Please set down each of the lines below once more, exactly, omitting all pictures.

[Website and app data records]:
%%

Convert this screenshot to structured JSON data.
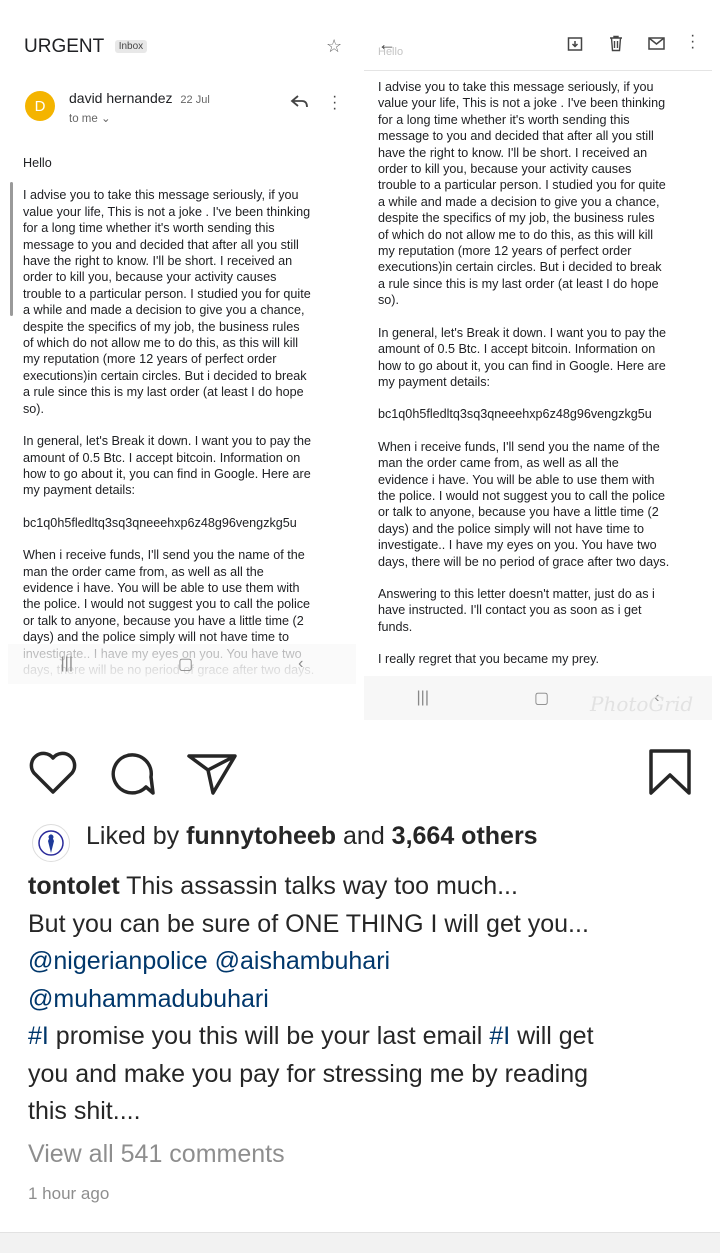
{
  "left_panel": {
    "subject": "URGENT",
    "label": "Inbox",
    "sender_initial": "D",
    "sender_name": "david hernandez",
    "date": "22 Jul",
    "to": "to me ⌄",
    "greeting": "Hello",
    "p1": "I advise you to take this message seriously, if you\nvalue your life, This is not a joke . I've been thinking\nfor a long time whether it's worth sending this\nmessage to you and decided that after all you still\nhave the right to know. I'll be short. I received an\norder to kill you, because your activity causes\ntrouble to a particular person. I studied you for quite\na while and made a decision to give you a chance,\ndespite the specifics of my job, the business rules\nof which do not allow me to do this, as this will kill\nmy reputation (more 12 years of perfect order\nexecutions)in certain circles. But i decided to break\na rule since this is my last order (at least I do hope\nso).",
    "p2": "In general, let's Break it down. I want you to pay the\namount of 0.5 Btc. I accept bitcoin. Information on\nhow to go about it, you can find in Google. Here are\nmy payment details:",
    "wallet": "bc1q0h5fledltq3sq3qneeehxp6z48g96vengzkg5u",
    "p3": "When i receive funds, I'll send you the name of the\nman the order came from, as well as all the\nevidence i have. You will be able to use them with\nthe police. I would not suggest you to call the police\nor talk to anyone, because you have a little time (2\ndays) and the police simply will not have time to\ninvestigate.. I have my eyes on you. You have two\ndays, there will be no period of grace after two days."
  },
  "right_panel": {
    "ghost_greeting": "Hello",
    "p1": "I advise you to take this message seriously, if you\nvalue your life, This is not a joke . I've been thinking\nfor a long time whether it's worth sending this\nmessage to you and decided that after all you still\nhave the right to know. I'll be short. I received an\norder to kill you, because your activity causes\ntrouble to a particular person. I studied you for quite\na while and made a decision to give you a chance,\ndespite the specifics of my job, the business rules\nof which do not allow me to do this, as this will kill\nmy reputation (more 12 years of perfect order\nexecutions)in certain circles. But i decided to break\na rule since this is my last order (at least I do hope\nso).",
    "p2": "In general, let's Break it down. I want you to pay the\namount of 0.5 Btc. I accept bitcoin. Information on\nhow to go about it, you can find in Google. Here are\nmy payment details:",
    "wallet": "bc1q0h5fledltq3sq3qneeehxp6z48g96vengzkg5u",
    "p3": "When i receive funds, I'll send you the name of the\nman the order came from, as well as all the\nevidence i have. You will be able to use them with\nthe police. I would not suggest you to call the police\nor talk to anyone, because you have a little time (2\ndays) and the police simply will not have time to\ninvestigate.. I have my eyes on you. You have two\ndays, there will be no period of grace after two days.",
    "p4": "Answering to this letter doesn't matter, just do as i\nhave instructed. I'll contact you as soon as i get\nfunds.",
    "p5": "I really regret that you became my prey.",
    "watermark": "PhotoGrid"
  },
  "post": {
    "liked_by_prefix": "Liked by ",
    "liked_by_user": "funnytoheeb",
    "liked_by_mid": " and ",
    "liked_by_others": "3,664 others",
    "caption_user": "tontolet",
    "caption_l1": " This assassin talks way too much...",
    "caption_l2": "But you can be sure of ONE THING I will get you...",
    "mention1": "@nigerianpolice",
    "mention2": "@aishambuhari",
    "mention3": "@muhammadubuhari",
    "hashtag1": "#I",
    "caption_l5a": " promise you this will be your last email ",
    "hashtag2": "#I",
    "caption_l5b": " will get",
    "caption_l6": "you and make you pay for stressing me by reading",
    "caption_l7": "this shit....",
    "view_comments": "View all 541 comments",
    "timestamp": "1 hour ago"
  }
}
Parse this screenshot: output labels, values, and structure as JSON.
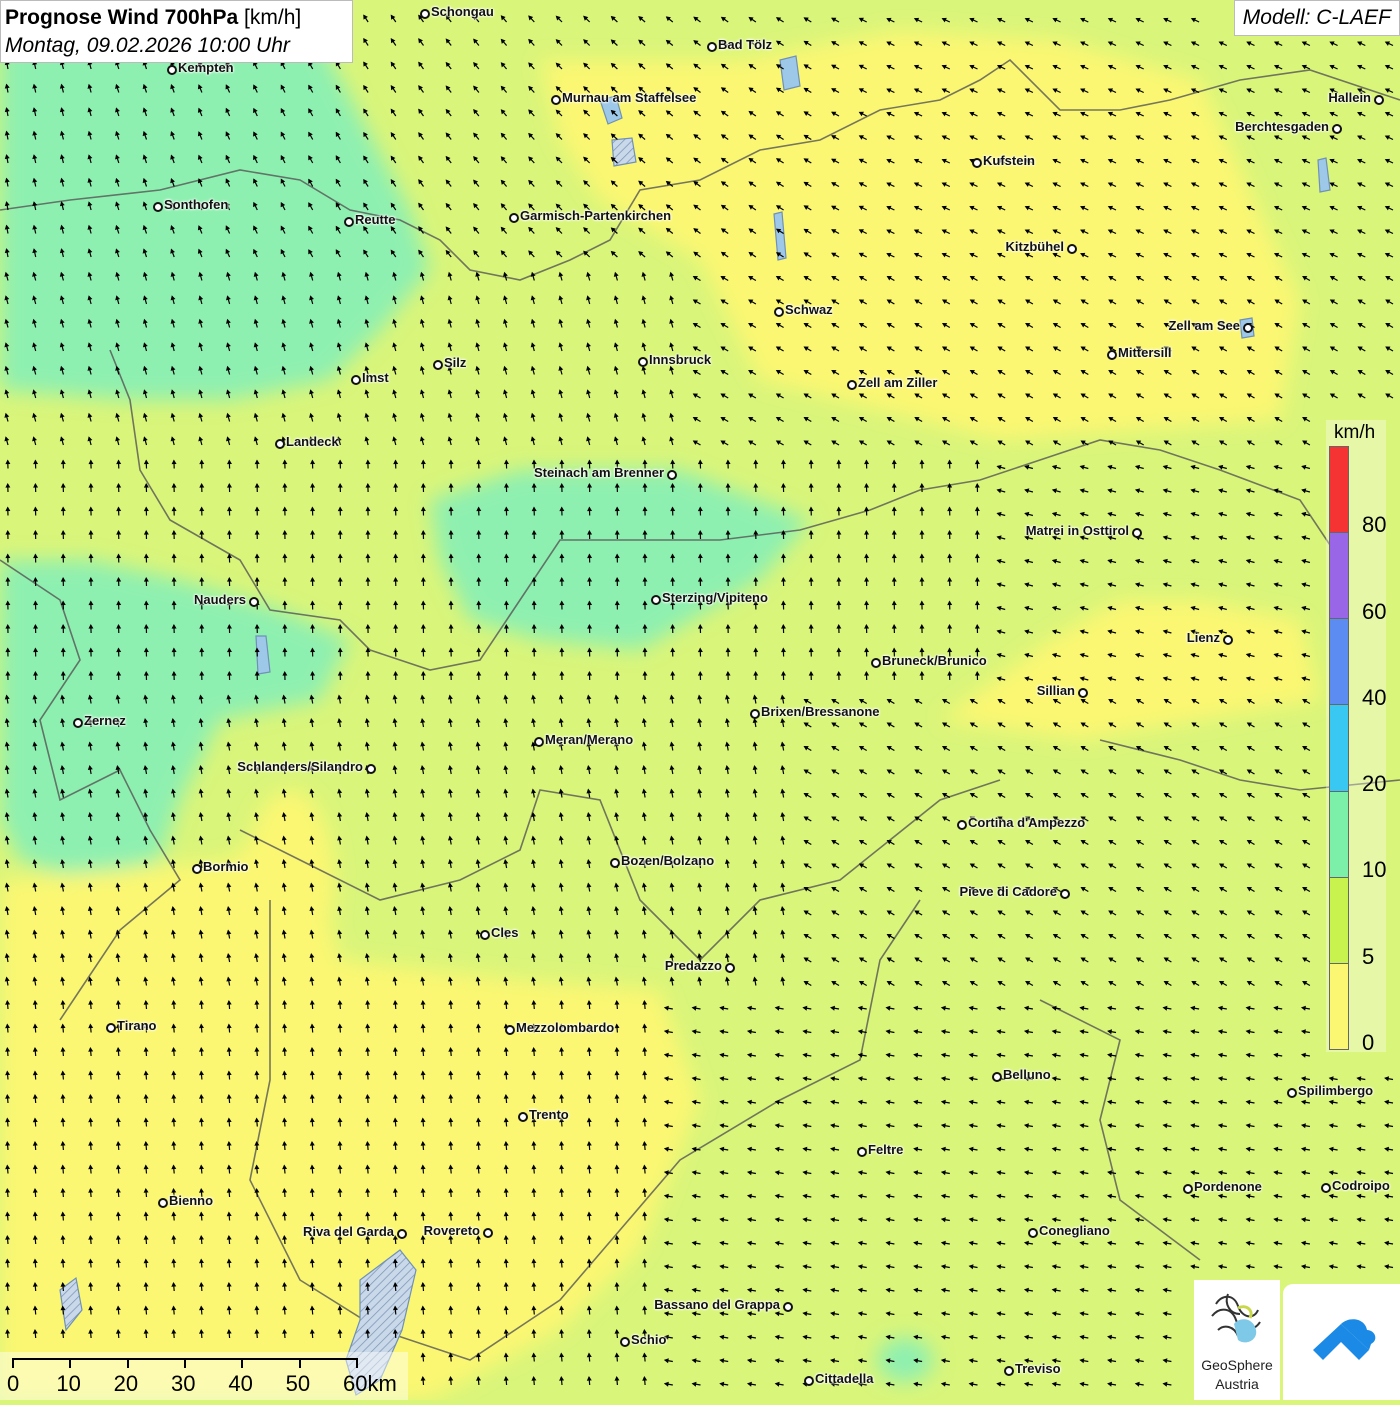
{
  "header": {
    "title_bold": "Prognose Wind 700hPa",
    "title_unit": "[km/h]",
    "datetime": "Montag, 09.02.2026 10:00 Uhr",
    "model": "Modell: C-LAEF"
  },
  "legend": {
    "unit": "km/h",
    "classes": [
      {
        "label": "80",
        "color": "#f53333"
      },
      {
        "label": "60",
        "color": "#9a66e8"
      },
      {
        "label": "40",
        "color": "#5c8cf2"
      },
      {
        "label": "20",
        "color": "#38c8f2"
      },
      {
        "label": "10",
        "color": "#7cf0a8"
      },
      {
        "label": "5",
        "color": "#c8f24e"
      },
      {
        "label": "0",
        "color": "#fbf772"
      }
    ]
  },
  "scalebar": {
    "labels": [
      "0",
      "10",
      "20",
      "30",
      "40",
      "50",
      "60km"
    ]
  },
  "logos": {
    "geosphere_line1": "GeoSphere",
    "geosphere_line2": "Austria"
  },
  "colors": {
    "calm": "#fbf772",
    "light": "#d9f57a",
    "moderate": "#8ef0b0",
    "border": "#555555",
    "lake": "#9ec8e8"
  },
  "cities": [
    {
      "name": "Schongau",
      "side": "right"
    },
    {
      "name": "Bad Tölz",
      "side": "right"
    },
    {
      "name": "Kempten",
      "side": "right"
    },
    {
      "name": "Murnau am Staffelsee",
      "side": "right"
    },
    {
      "name": "Hallein",
      "side": "left"
    },
    {
      "name": "Berchtesgaden",
      "side": "left"
    },
    {
      "name": "Kufstein",
      "side": "right"
    },
    {
      "name": "Sonthofen",
      "side": "right"
    },
    {
      "name": "Reutte",
      "side": "right"
    },
    {
      "name": "Garmisch-Partenkirchen",
      "side": "right"
    },
    {
      "name": "Kitzbühel",
      "side": "left"
    },
    {
      "name": "Schwaz",
      "side": "right"
    },
    {
      "name": "Zell am See",
      "side": "left"
    },
    {
      "name": "Mittersill",
      "side": "right"
    },
    {
      "name": "Silz",
      "side": "right"
    },
    {
      "name": "Innsbruck",
      "side": "right"
    },
    {
      "name": "Imst",
      "side": "right"
    },
    {
      "name": "Zell am Ziller",
      "side": "right"
    },
    {
      "name": "Landeck",
      "side": "right"
    },
    {
      "name": "Steinach am Brenner",
      "side": "left"
    },
    {
      "name": "Matrei in Osttirol",
      "side": "left"
    },
    {
      "name": "Nauders",
      "side": "left"
    },
    {
      "name": "Sterzing/Vipiteno",
      "side": "right"
    },
    {
      "name": "Lienz",
      "side": "left"
    },
    {
      "name": "Bruneck/Brunico",
      "side": "right"
    },
    {
      "name": "Sillian",
      "side": "left"
    },
    {
      "name": "Brixen/Bressanone",
      "side": "right"
    },
    {
      "name": "Zernez",
      "side": "right"
    },
    {
      "name": "Meran/Merano",
      "side": "right"
    },
    {
      "name": "Schlanders/Silandro",
      "side": "left"
    },
    {
      "name": "Cortina d'Ampezzo",
      "side": "right"
    },
    {
      "name": "Bozen/Bolzano",
      "side": "right"
    },
    {
      "name": "Bormio",
      "side": "right"
    },
    {
      "name": "Pieve di Cadore",
      "side": "left"
    },
    {
      "name": "Cles",
      "side": "right"
    },
    {
      "name": "Predazzo",
      "side": "left"
    },
    {
      "name": "Tirano",
      "side": "right"
    },
    {
      "name": "Mezzolombardo",
      "side": "right"
    },
    {
      "name": "Belluno",
      "side": "right"
    },
    {
      "name": "Spilimbergo",
      "side": "right"
    },
    {
      "name": "Trento",
      "side": "right"
    },
    {
      "name": "Feltre",
      "side": "right"
    },
    {
      "name": "Pordenone",
      "side": "right"
    },
    {
      "name": "Codroipo",
      "side": "right"
    },
    {
      "name": "Bienno",
      "side": "right"
    },
    {
      "name": "Riva del Garda",
      "side": "left"
    },
    {
      "name": "Rovereto",
      "side": "left"
    },
    {
      "name": "Conegliano",
      "side": "right"
    },
    {
      "name": "Bassano del Grappa",
      "side": "left"
    },
    {
      "name": "Schio",
      "side": "right"
    },
    {
      "name": "Treviso",
      "side": "right"
    },
    {
      "name": "Cittadella",
      "side": "right"
    }
  ]
}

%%

[Exercise output]:
Convert this screenshot to structured JSON data.
{
  "left_panel": {
    "subject": "URGENT",
    "label": "Inbox",
    "sender_initial": "D",
    "sender_name": "david hernandez",
    "date": "22 Jul",
    "to": "to me ⌄",
    "greeting": "Hello",
    "p1": "I advise you to take this message seriously, if you\nvalue your life, This is not a joke . I've been thinking\nfor a long time whether it's worth sending this\nmessage to you and decided that after all you still\nhave the right to know. I'll be short. I received an\norder to kill you, because your activity causes\ntrouble to a particular person. I studied you for quite\na while and made a decision to give you a chance,\ndespite the specifics of my job, the business rules\nof which do not allow me to do this, as this will kill\nmy reputation (more 12 years of perfect order\nexecutions)in certain circles. But i decided to break\na rule since this is my last order (at least I do hope\nso).",
    "p2": "In general, let's Break it down. I want you to pay the\namount of 0.5 Btc. I accept bitcoin. Information on\nhow to go about it, you can find in Google. Here are\nmy payment details:",
    "wallet": "bc1q0h5fledltq3sq3qneeehxp6z48g96vengzkg5u",
    "p3": "When i receive funds, I'll send you the name of the\nman the order came from, as well as all the\nevidence i have. You will be able to use them with\nthe police. I would not suggest you to call the police\nor talk to anyone, because you have a little time (2\ndays) and the police simply will not have time to\ninvestigate.. I have my eyes on you. You have two\ndays, there will be no period of grace after two days."
  },
  "right_panel": {
    "ghost_greeting": "Hello",
    "p1": "I advise you to take this message seriously, if you\nvalue your life, This is not a joke . I've been thinking\nfor a long time whether it's worth sending this\nmessage to you and decided that after all you still\nhave the right to know. I'll be short. I received an\norder to kill you, because your activity causes\ntrouble to a particular person. I studied you for quite\na while and made a decision to give you a chance,\ndespite the specifics of my job, the business rules\nof which do not allow me to do this, as this will kill\nmy reputation (more 12 years of perfect order\nexecutions)in certain circles. But i decided to break\na rule since this is my last order (at least I do hope\nso).",
    "p2": "In general, let's Break it down. I want you to pay the\namount of 0.5 Btc. I accept bitcoin. Information on\nhow to go about it, you can find in Google. Here are\nmy payment details:",
    "wallet": "bc1q0h5fledltq3sq3qneeehxp6z48g96vengzkg5u",
    "p3": "When i receive funds, I'll send you the name of the\nman the order came from, as well as all the\nevidence i have. You will be able to use them with\nthe police. I would not suggest you to call the police\nor talk to anyone, because you have a little time (2\ndays) and the police simply will not have time to\ninvestigate.. I have my eyes on you. You have two\ndays, there will be no period of grace after two days.",
    "p4": "Answering to this letter doesn't matter, just do as i\nhave instructed. I'll contact you as soon as i get\nfunds.",
    "p5": "I really regret that you became my prey.",
    "watermark": "PhotoGrid"
  },
  "post": {
    "liked_by_prefix": "Liked by ",
    "liked_by_user": "funnytoheeb",
    "liked_by_mid": " and ",
    "liked_by_others": "3,664 others",
    "caption_user": "tontolet",
    "caption_l1": " This assassin talks way too much...",
    "caption_l2": "But you can be sure of ONE THING I will get you...",
    "mention1": "@nigerianpolice",
    "mention2": "@aishambuhari",
    "mention3": "@muhammadubuhari",
    "hashtag1": "#I",
    "caption_l5a": " promise you this will be your last email ",
    "hashtag2": "#I",
    "caption_l5b": " will get",
    "caption_l6": "you and make you pay for stressing me by reading",
    "caption_l7": "this shit....",
    "view_comments": "View all 541 comments",
    "timestamp": "1 hour ago"
  }
}
Parse this screenshot: output labels, values, and structure as JSON.
{
  "header": {
    "title_bold": "Prognose Wind 700hPa",
    "title_unit": "[km/h]",
    "datetime": "Montag, 09.02.2026 10:00 Uhr",
    "model": "Modell: C-LAEF"
  },
  "legend": {
    "unit": "km/h",
    "classes": [
      {
        "label": "80",
        "color": "#f53333"
      },
      {
        "label": "60",
        "color": "#9a66e8"
      },
      {
        "label": "40",
        "color": "#5c8cf2"
      },
      {
        "label": "20",
        "color": "#38c8f2"
      },
      {
        "label": "10",
        "color": "#7cf0a8"
      },
      {
        "label": "5",
        "color": "#c8f24e"
      },
      {
        "label": "0",
        "color": "#fbf772"
      }
    ]
  },
  "scalebar": {
    "labels": [
      "0",
      "10",
      "20",
      "30",
      "40",
      "50",
      "60km"
    ]
  },
  "logos": {
    "geosphere_line1": "GeoSphere",
    "geosphere_line2": "Austria"
  },
  "colors": {
    "calm": "#fbf772",
    "light": "#d9f57a",
    "moderate": "#8ef0b0",
    "border": "#555555",
    "lake": "#9ec8e8"
  },
  "cities": [
    {
      "name": "Schongau",
      "side": "right"
    },
    {
      "name": "Bad Tölz",
      "side": "right"
    },
    {
      "name": "Kempten",
      "side": "right"
    },
    {
      "name": "Murnau am Staffelsee",
      "side": "right"
    },
    {
      "name": "Hallein",
      "side": "left"
    },
    {
      "name": "Berchtesgaden",
      "side": "left"
    },
    {
      "name": "Kufstein",
      "side": "right"
    },
    {
      "name": "Sonthofen",
      "side": "right"
    },
    {
      "name": "Reutte",
      "side": "right"
    },
    {
      "name": "Garmisch-Partenkirchen",
      "side": "right"
    },
    {
      "name": "Kitzbühel",
      "side": "left"
    },
    {
      "name": "Schwaz",
      "side": "right"
    },
    {
      "name": "Zell am See",
      "side": "left"
    },
    {
      "name": "Mittersill",
      "side": "right"
    },
    {
      "name": "Silz",
      "side": "right"
    },
    {
      "name": "Innsbruck",
      "side": "right"
    },
    {
      "name": "Imst",
      "side": "right"
    },
    {
      "name": "Zell am Ziller",
      "side": "right"
    },
    {
      "name": "Landeck",
      "side": "right"
    },
    {
      "name": "Steinach am Brenner",
      "side": "left"
    },
    {
      "name": "Matrei in Osttirol",
      "side": "left"
    },
    {
      "name": "Nauders",
      "side": "left"
    },
    {
      "name": "Sterzing/Vipiteno",
      "side": "right"
    },
    {
      "name": "Lienz",
      "side": "left"
    },
    {
      "name": "Bruneck/Brunico",
      "side": "right"
    },
    {
      "name": "Sillian",
      "side": "left"
    },
    {
      "name": "Brixen/Bressanone",
      "side": "right"
    },
    {
      "name": "Zernez",
      "side": "right"
    },
    {
      "name": "Meran/Merano",
      "side": "right"
    },
    {
      "name": "Schlanders/Silandro",
      "side": "left"
    },
    {
      "name": "Cortina d'Ampezzo",
      "side": "right"
    },
    {
      "name": "Bozen/Bolzano",
      "side": "right"
    },
    {
      "name": "Bormio",
      "side": "right"
    },
    {
      "name": "Pieve di Cadore",
      "side": "left"
    },
    {
      "name": "Cles",
      "side": "right"
    },
    {
      "name": "Predazzo",
      "side": "left"
    },
    {
      "name": "Tirano",
      "side": "right"
    },
    {
      "name": "Mezzolombardo",
      "side": "right"
    },
    {
      "name": "Belluno",
      "side": "right"
    },
    {
      "name": "Spilimbergo",
      "side": "right"
    },
    {
      "name": "Trento",
      "side": "right"
    },
    {
      "name": "Feltre",
      "side": "right"
    },
    {
      "name": "Pordenone",
      "side": "right"
    },
    {
      "name": "Codroipo",
      "side": "right"
    },
    {
      "name": "Bienno",
      "side": "right"
    },
    {
      "name": "Riva del Garda",
      "side": "left"
    },
    {
      "name": "Rovereto",
      "side": "left"
    },
    {
      "name": "Conegliano",
      "side": "right"
    },
    {
      "name": "Bassano del Grappa",
      "side": "left"
    },
    {
      "name": "Schio",
      "side": "right"
    },
    {
      "name": "Treviso",
      "side": "right"
    },
    {
      "name": "Cittadella",
      "side": "right"
    }
  ]
}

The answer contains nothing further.